“Three physicians will testify in this case” I began in my opening.  “One is an expert for the plaintiff and the other two are Dr. Mayfield and his expert.  All three witnesses will testify in agreement about three things: first, no surgeon can ever guarantee a good outcome; second, all surgery carries risk; third, an accepted risk of this surgery, which was disclosed, is injury to the intestines.” I told the jury about the patient’s very poor health, about our expert’s expected testimony and about Dr. Mayfield himself.

Witness testimony lasted through the morning of the third day of trial. Each witness wore their masks until seated and then, after being sworn and seated in the plexiglass-protected witness box, removed their masks. The attorney conducting the witness examination, likewise, could remove their mask while asking questions. The expert witnesses and the defendant physician, at varying points, had to leave the witness stand during their testimony. The plaintiff’s expert left in order to physically point to a medical illustration. The defense expert left  in order to operate the software on my computer to teach the jury about relevant CT imaging. Dr. Mayfield left the witness box to demonstrate how to perform the surgical procedure that was at the heart of the lawsuit. None of the witnesses wore masks when they left the witness stand, but the attorneys were all socially distanced from them and the jurors were shielded by the high plexiglass walls.

The judge limited closing arguments to 15 minutes for each side plus an additional five minutes for the plaintiff’s rebuttal.  At 1:25 pm on the third day, we were adjourned outside so that the jury could deliberate in the larger space of the courtroom.  While standing underneath the magnolias and gazing at the lake, we debriefed about the trial. The bailiff then came downstairs to retrieve us for the jury’s verdict at 1:41 pm. The jury found for the defendant physician and for the hospital’s insurer, and the verdict form was signed only by the foreman, which meant the verdict was unanimous.

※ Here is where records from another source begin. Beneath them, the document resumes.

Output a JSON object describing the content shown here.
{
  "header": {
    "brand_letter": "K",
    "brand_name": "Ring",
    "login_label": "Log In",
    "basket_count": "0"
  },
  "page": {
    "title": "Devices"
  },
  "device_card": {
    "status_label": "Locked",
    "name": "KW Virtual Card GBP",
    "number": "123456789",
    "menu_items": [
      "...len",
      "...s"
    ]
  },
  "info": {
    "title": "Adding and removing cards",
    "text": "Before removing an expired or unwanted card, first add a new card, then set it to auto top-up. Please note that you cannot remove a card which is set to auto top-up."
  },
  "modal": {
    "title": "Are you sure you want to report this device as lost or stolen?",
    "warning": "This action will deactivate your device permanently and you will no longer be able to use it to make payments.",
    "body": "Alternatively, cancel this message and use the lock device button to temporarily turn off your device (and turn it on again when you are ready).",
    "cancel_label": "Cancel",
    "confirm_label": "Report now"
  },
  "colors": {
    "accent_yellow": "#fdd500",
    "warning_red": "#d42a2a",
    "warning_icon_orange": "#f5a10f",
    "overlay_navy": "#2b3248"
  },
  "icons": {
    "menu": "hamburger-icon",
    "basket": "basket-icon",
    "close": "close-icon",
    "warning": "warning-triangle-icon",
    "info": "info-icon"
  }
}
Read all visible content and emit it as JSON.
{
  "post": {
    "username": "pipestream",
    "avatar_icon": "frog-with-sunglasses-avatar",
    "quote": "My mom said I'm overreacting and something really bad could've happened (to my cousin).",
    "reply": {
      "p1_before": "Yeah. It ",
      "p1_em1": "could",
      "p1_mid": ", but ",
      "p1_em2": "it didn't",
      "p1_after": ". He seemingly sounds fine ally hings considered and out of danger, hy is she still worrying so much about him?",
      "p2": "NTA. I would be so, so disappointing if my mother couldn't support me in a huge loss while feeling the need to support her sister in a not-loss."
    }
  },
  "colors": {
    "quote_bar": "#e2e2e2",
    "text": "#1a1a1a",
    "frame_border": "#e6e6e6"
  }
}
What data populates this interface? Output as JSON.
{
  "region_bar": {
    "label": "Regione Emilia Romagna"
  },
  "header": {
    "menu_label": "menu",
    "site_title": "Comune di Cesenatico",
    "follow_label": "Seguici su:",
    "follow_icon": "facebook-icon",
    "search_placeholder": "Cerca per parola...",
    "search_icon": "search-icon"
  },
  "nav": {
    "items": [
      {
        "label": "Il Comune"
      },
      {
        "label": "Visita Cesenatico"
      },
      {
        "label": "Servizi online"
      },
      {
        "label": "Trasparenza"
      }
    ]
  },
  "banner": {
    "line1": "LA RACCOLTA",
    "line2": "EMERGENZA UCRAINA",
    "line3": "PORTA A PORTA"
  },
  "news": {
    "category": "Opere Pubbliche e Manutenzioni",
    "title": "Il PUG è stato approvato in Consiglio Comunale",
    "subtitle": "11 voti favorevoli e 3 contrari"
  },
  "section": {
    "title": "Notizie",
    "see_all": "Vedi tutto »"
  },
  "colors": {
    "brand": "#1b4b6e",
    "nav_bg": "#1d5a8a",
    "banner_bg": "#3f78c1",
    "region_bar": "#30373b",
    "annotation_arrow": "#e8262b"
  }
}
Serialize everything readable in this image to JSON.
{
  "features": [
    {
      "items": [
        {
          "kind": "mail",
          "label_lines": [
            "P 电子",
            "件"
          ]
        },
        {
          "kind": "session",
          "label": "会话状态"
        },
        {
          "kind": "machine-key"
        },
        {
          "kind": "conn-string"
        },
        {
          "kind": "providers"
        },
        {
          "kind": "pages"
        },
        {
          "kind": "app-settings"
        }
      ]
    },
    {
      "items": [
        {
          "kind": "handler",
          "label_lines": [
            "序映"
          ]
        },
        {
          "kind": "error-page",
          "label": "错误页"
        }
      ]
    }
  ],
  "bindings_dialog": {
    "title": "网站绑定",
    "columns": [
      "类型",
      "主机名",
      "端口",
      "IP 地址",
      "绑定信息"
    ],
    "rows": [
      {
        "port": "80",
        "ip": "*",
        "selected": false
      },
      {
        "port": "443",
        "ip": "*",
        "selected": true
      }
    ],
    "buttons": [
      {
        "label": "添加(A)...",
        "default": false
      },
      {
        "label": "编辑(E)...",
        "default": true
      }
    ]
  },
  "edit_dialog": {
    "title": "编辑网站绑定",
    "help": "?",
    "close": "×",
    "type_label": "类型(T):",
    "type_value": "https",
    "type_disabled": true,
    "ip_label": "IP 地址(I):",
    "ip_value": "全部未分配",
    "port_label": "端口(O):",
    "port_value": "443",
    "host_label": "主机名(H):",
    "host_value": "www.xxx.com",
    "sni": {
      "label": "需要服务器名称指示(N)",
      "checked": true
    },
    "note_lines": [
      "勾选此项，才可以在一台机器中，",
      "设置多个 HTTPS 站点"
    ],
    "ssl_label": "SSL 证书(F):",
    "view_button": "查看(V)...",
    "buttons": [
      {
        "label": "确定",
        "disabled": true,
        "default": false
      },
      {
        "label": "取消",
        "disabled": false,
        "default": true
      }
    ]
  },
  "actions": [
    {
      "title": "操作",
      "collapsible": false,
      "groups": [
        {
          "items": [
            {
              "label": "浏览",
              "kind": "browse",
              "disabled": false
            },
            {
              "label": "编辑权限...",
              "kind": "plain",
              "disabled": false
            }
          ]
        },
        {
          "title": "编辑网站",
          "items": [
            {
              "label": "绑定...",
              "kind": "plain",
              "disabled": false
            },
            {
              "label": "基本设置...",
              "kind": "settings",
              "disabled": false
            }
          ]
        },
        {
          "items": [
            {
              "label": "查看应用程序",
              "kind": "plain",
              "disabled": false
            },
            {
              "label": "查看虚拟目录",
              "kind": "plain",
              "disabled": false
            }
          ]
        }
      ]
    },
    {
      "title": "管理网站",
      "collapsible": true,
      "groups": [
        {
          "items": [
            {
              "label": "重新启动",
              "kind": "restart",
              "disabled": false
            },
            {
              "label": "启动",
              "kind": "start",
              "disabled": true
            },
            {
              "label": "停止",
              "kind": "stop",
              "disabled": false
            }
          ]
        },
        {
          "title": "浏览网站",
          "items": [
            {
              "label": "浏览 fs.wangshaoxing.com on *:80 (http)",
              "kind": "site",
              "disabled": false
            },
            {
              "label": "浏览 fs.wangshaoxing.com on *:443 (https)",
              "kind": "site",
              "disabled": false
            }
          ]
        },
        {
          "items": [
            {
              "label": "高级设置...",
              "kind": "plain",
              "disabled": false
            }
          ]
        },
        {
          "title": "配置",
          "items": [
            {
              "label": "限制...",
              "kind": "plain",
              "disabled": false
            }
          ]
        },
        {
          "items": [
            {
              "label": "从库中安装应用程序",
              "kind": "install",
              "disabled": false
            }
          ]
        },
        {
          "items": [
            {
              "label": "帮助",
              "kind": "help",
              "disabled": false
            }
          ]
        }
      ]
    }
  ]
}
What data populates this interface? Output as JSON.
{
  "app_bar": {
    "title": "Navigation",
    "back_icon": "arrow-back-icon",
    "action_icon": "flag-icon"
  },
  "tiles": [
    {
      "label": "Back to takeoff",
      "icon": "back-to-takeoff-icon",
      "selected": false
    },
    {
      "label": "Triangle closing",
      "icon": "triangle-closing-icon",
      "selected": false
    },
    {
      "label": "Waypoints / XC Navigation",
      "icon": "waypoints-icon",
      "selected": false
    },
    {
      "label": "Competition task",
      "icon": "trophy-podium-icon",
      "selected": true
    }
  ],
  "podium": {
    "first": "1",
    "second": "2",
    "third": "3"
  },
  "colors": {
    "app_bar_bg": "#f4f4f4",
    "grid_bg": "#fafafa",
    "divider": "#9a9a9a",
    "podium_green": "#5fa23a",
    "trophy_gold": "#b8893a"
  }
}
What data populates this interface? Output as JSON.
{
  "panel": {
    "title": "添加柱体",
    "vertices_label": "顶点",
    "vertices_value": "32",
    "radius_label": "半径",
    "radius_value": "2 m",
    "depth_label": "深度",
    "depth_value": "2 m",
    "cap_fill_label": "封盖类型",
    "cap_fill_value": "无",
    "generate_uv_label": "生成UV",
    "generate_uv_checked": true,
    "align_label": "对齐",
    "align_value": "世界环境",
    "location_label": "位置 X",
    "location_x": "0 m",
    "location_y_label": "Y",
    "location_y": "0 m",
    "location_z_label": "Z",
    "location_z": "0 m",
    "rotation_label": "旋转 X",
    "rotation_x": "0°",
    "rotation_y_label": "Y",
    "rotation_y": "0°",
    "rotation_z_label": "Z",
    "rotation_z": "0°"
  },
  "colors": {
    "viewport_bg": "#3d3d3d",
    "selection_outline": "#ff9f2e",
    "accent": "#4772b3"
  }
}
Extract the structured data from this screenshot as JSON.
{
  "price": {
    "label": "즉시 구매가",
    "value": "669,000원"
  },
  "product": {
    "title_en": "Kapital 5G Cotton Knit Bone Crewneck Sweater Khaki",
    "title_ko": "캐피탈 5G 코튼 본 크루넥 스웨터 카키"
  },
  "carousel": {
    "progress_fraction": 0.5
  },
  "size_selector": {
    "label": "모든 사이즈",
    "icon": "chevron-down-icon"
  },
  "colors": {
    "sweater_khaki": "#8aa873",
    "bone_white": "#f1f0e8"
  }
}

Surgeries carry risks of injury and even death that must be weighed against the potential benefits if they go as intended. In order to try this case, maybe for the first time since the last largescale pandemic in 1918, the court and the parties had to weigh the risks of someone being exposed to the virus versus the benefits of moving the civil docket forward and giving resolution and finality to the parties.

In a follow up call with the Circuit Court Clerk, she told me that none of the jurors, many of whom she knows, or court staff were exposed to the virus during the trial or ever became symptomatic to her knowledge.  Looking back on the experience, when jurors came into or left the courtroom, they did so single file, spaced at intervals that kept them separated from one another.  At lunch, I noticed that most ate alone in their cars and trucks or drove off to eat somewhere else.  Keeping the jurors shielded from witnesses and attorneys with the plexiglass screens and keeping them masked and socially distanced seems to have worked. Going forward, until a widely distributed vaccine eradicates the risk of exposure, the risk versus benefit analysis of whether to try individual cases will need to be made on a case-by-case basis. When trials do go forward, perhaps some of the processes successfully utilized in our trial will help.

In Lake Village, Arkansas, we allowed the justice system to do what it does — decide an outcome. In doing so, a plaintiff confronted the grief of losing a parent.  A surgeon confronted the grief of being accused of negligently killing a patient. A jury heard the proof and decided that the surgeon’s care was reasonable. We all confronted fear of the unknown — the fear that an invisible, aerosolized virus might infect some or all of us who were present in the small courtroom, and we took precautions to avoid that happening. That fear passed, fortunately, unrealized.  Dr. Mayfield and I walked out of the courthouse and hugged briefly.  We both then drove back to our own lives while the afternoon sun glistened on the oxbow lake that lies like a smiling backdrop against the small delta town of Lake Village.